(Data about app and page elements)
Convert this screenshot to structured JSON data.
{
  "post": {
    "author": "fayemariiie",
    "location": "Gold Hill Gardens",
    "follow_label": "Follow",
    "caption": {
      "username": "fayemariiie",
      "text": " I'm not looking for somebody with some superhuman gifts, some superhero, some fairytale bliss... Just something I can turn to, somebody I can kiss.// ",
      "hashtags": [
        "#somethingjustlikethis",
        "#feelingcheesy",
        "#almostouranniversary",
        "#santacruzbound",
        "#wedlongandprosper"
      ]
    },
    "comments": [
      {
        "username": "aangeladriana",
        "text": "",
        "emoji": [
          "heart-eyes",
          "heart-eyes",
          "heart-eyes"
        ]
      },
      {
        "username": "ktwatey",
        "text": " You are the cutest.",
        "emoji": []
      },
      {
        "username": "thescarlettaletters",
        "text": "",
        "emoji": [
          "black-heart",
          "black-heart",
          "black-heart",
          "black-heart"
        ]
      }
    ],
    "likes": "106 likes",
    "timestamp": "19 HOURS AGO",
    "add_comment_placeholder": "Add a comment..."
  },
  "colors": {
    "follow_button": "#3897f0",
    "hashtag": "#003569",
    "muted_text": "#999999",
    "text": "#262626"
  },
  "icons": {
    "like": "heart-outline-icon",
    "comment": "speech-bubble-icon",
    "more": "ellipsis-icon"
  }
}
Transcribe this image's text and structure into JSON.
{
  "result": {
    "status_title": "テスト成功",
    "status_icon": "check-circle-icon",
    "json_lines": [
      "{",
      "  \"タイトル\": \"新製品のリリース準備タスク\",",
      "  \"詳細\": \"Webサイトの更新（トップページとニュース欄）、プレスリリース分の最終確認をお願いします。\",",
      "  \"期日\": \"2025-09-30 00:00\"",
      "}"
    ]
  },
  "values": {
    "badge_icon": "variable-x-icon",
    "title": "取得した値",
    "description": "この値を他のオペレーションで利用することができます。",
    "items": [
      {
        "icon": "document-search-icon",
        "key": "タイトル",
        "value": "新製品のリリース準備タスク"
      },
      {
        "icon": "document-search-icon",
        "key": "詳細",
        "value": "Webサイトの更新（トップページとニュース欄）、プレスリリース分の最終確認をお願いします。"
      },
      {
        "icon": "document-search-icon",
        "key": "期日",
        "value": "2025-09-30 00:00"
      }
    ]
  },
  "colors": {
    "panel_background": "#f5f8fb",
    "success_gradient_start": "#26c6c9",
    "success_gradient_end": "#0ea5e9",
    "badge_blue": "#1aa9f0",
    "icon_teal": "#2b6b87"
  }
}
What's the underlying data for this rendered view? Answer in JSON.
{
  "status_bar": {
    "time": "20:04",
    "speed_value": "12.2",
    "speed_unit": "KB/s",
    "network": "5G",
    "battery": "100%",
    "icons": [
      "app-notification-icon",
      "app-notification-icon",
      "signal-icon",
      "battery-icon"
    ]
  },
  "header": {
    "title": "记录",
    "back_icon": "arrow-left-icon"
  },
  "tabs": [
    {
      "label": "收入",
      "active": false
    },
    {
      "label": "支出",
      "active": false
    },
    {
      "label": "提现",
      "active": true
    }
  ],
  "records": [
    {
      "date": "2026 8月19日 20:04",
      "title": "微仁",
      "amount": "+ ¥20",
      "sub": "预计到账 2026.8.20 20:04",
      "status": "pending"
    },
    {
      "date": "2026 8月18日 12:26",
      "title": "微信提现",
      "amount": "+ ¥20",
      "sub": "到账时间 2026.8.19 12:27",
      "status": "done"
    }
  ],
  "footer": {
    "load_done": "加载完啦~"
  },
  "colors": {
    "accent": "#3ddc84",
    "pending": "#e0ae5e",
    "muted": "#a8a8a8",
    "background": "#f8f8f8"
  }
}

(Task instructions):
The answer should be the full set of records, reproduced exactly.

(Task output):
Convert this screenshot to structured JSON data.
{
  "post": {
    "author": "fayemariiie",
    "location": "Gold Hill Gardens",
    "follow_label": "Follow",
    "caption": {
      "username": "fayemariiie",
      "text": " I'm not looking for somebody with some superhuman gifts, some superhero, some fairytale bliss... Just something I can turn to, somebody I can kiss.// ",
      "hashtags": [
        "#somethingjustlikethis",
        "#feelingcheesy",
        "#almostouranniversary",
        "#santacruzbound",
        "#wedlongandprosper"
      ]
    },
    "comments": [
      {
        "username": "aangeladriana",
        "text": "",
        "emoji": [
          "heart-eyes",
          "heart-eyes",
          "heart-eyes"
        ]
      },
      {
        "username": "ktwatey",
        "text": " You are the cutest.",
        "emoji": []
      },
      {
        "username": "thescarlettaletters",
        "text": "",
        "emoji": [
          "black-heart",
          "black-heart",
          "black-heart",
          "black-heart"
        ]
      }
    ],
    "likes": "106 likes",
    "timestamp": "19 HOURS AGO",
    "add_comment_placeholder": "Add a comment..."
  },
  "colors": {
    "follow_button": "#3897f0",
    "hashtag": "#003569",
    "muted_text": "#999999",
    "text": "#262626"
  },
  "icons": {
    "like": "heart-outline-icon",
    "comment": "speech-bubble-icon",
    "more": "ellipsis-icon"
  }
}
Transcribe this image's text and structure into JSON.
{
  "result": {
    "status_title": "テスト成功",
    "status_icon": "check-circle-icon",
    "json_lines": [
      "{",
      "  \"タイトル\": \"新製品のリリース準備タスク\",",
      "  \"詳細\": \"Webサイトの更新（トップページとニュース欄）、プレスリリース分の最終確認をお願いします。\",",
      "  \"期日\": \"2025-09-30 00:00\"",
      "}"
    ]
  },
  "values": {
    "badge_icon": "variable-x-icon",
    "title": "取得した値",
    "description": "この値を他のオペレーションで利用することができます。",
    "items": [
      {
        "icon": "document-search-icon",
        "key": "タイトル",
        "value": "新製品のリリース準備タスク"
      },
      {
        "icon": "document-search-icon",
        "key": "詳細",
        "value": "Webサイトの更新（トップページとニュース欄）、プレスリリース分の最終確認をお願いします。"
      },
      {
        "icon": "document-search-icon",
        "key": "期日",
        "value": "2025-09-30 00:00"
      }
    ]
  },
  "colors": {
    "panel_background": "#f5f8fb",
    "success_gradient_start": "#26c6c9",
    "success_gradient_end": "#0ea5e9",
    "badge_blue": "#1aa9f0",
    "icon_teal": "#2b6b87"
  }
}
What's the underlying data for this rendered view? Answer in JSON.
{
  "status_bar": {
    "time": "20:04",
    "speed_value": "12.2",
    "speed_unit": "KB/s",
    "network": "5G",
    "battery": "100%",
    "icons": [
      "app-notification-icon",
      "app-notification-icon",
      "signal-icon",
      "battery-icon"
    ]
  },
  "header": {
    "title": "记录",
    "back_icon": "arrow-left-icon"
  },
  "tabs": [
    {
      "label": "收入",
      "active": false
    },
    {
      "label": "支出",
      "active": false
    },
    {
      "label": "提现",
      "active": true
    }
  ],
  "records": [
    {
      "date": "2026 8月19日 20:04",
      "title": "微仁",
      "amount": "+ ¥20",
      "sub": "预计到账 2026.8.20 20:04",
      "status": "pending"
    },
    {
      "date": "2026 8月18日 12:26",
      "title": "微信提现",
      "amount": "+ ¥20",
      "sub": "到账时间 2026.8.19 12:27",
      "status": "done"
    }
  ],
  "footer": {
    "load_done": "加载完啦~"
  },
  "colors": {
    "accent": "#3ddc84",
    "pending": "#e0ae5e",
    "muted": "#a8a8a8",
    "background": "#f8f8f8"
  }
}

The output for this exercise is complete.